Alan McLellan Indeed, no matter how many times if you've done it, right? These soloists are fantastic. Joélle Harvey we've heard in Boston doing this piece before and it's really wonderful to have a chance to hear her again. And you've worked with John Holiday as well.

Jonathan Cohen Yes, yes, yes. John's one of my favorite countertenors. Just lovely to work with, John—actually the whole cast. Joélle as well I've worked often with, and John, we've performed this piece together and some Vivaldi before. Stuart Jackson is our tenor, British tenor, who does a lot of Handel. Fantastic singer. And José Coca Loza is our bass who I had do it in Salzburg, actually, in the Mozart version. So it's nice to be with him as well this time.

Alan McLellan Oh, that's fantastic. And we're really looking forward to hearing all of them and the chorus. Do you find anything where you have to step in and and make a change to something that's gone on with the chorus doing Messiah in the past, or to put your own stamp on it?

Jonathan Cohen No, I don't feel like I'm... I don't think there's a set way to do it. I don't think they have a set way to do it. Of course everybody knows the piece very well. But you know, this is one of the most exceptional choruses, one of America's finest choruses. And they have such open hearts and a desire to make the best that they can possibly do. That's such a wonderful—for a conductor, an amazing chance to make music with a group of people like that, so... And the sound that comes! That's so exciting when you hear that first chord of the "Worthy is the Lamb" with the trumpets blazing up high and the chorus sounding fervent and exciting. So it's a thrill, really.

Alan McLellan Spine-tingling—

Jonathan Cohen Indeed! Exactly, yes.

Alan McLellan [McLellan laughs]—is the word that comes to my mind. Yeah, that's amazing. I was noticing that the intermission comes partway through part two. Is this an unusual way to do it or is this something you've done often?

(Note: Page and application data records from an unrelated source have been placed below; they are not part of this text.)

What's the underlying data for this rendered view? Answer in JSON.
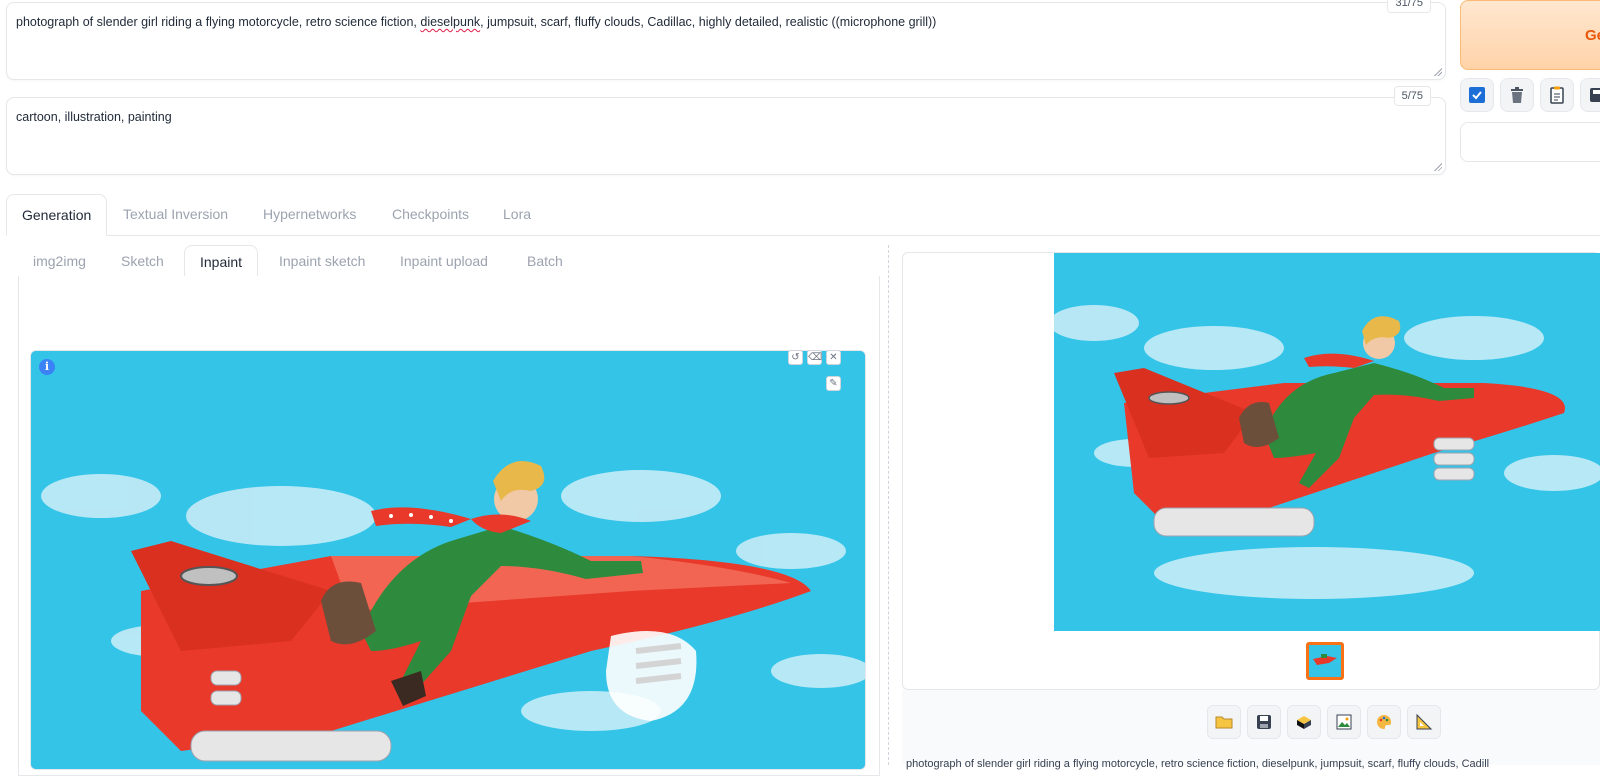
{
  "prompt": {
    "positive_before": "photograph of slender girl riding a flying motorcycle, retro science fiction, ",
    "positive_spell": "dieselpunk",
    "positive_after": ", jumpsuit, scarf, fluffy clouds, Cadillac, highly detailed, realistic ((microphone grill))",
    "positive_counter": "31/75",
    "negative": "cartoon, illustration, painting",
    "negative_counter": "5/75"
  },
  "generate_label": "Ge",
  "tools": [
    "checkbox-icon",
    "trash-icon",
    "clipboard-icon",
    "save-style-icon"
  ],
  "main_tabs": [
    "Generation",
    "Textual Inversion",
    "Hypernetworks",
    "Checkpoints",
    "Lora"
  ],
  "sub_tabs": [
    "img2img",
    "Sketch",
    "Inpaint",
    "Inpaint sketch",
    "Inpaint upload",
    "Batch"
  ],
  "canvas": {
    "info": "i",
    "undo": "↺",
    "erase": "⌫",
    "close": "✕",
    "brush": "✎"
  },
  "output_buttons": [
    "folder-icon",
    "save-icon",
    "zip-icon",
    "image-icon",
    "palette-icon",
    "ruler-icon"
  ],
  "output_caption": "photograph of slender girl riding a flying motorcycle, retro science fiction, dieselpunk, jumpsuit, scarf, fluffy clouds, Cadill",
  "colors": {
    "accent": "#ea580c",
    "sky": "#33c4e8",
    "rocket": "#e8392a",
    "suit": "#2e8b3d"
  }
}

Jonathan Cohen I've done that often. I think it works quite well. It's a sort of natural point, really, in the scene change before the tragic bits. It leads into that. But actually, you know there's often a problem with the piece in three parts. If you break after part one, it's sometimes a very short first part, and the same if you break after part two, it's a bit long. And so it sort of is a natural point. People do it in different ways for these oratorios. I find that works quite nicely and I hope people will not be too offended with that.

Alan McLellan No, I'm sure. I mean, it is the halfway point, or it feels kind of like a halfway point. And I think it's as logical a solution as any to that little problem, which is only just a logistical one. Yeah. So I'm really looking forward to this. I think it's just going to be a marvelous opportunity to hear something the same but slightly different in the hands of Jonathan Cohen. Thank you so much for your time and thanks for presenting with us.

Jonathan Cohen Pleasure. And it's always nice to talk to you, Alan, and thank you very much.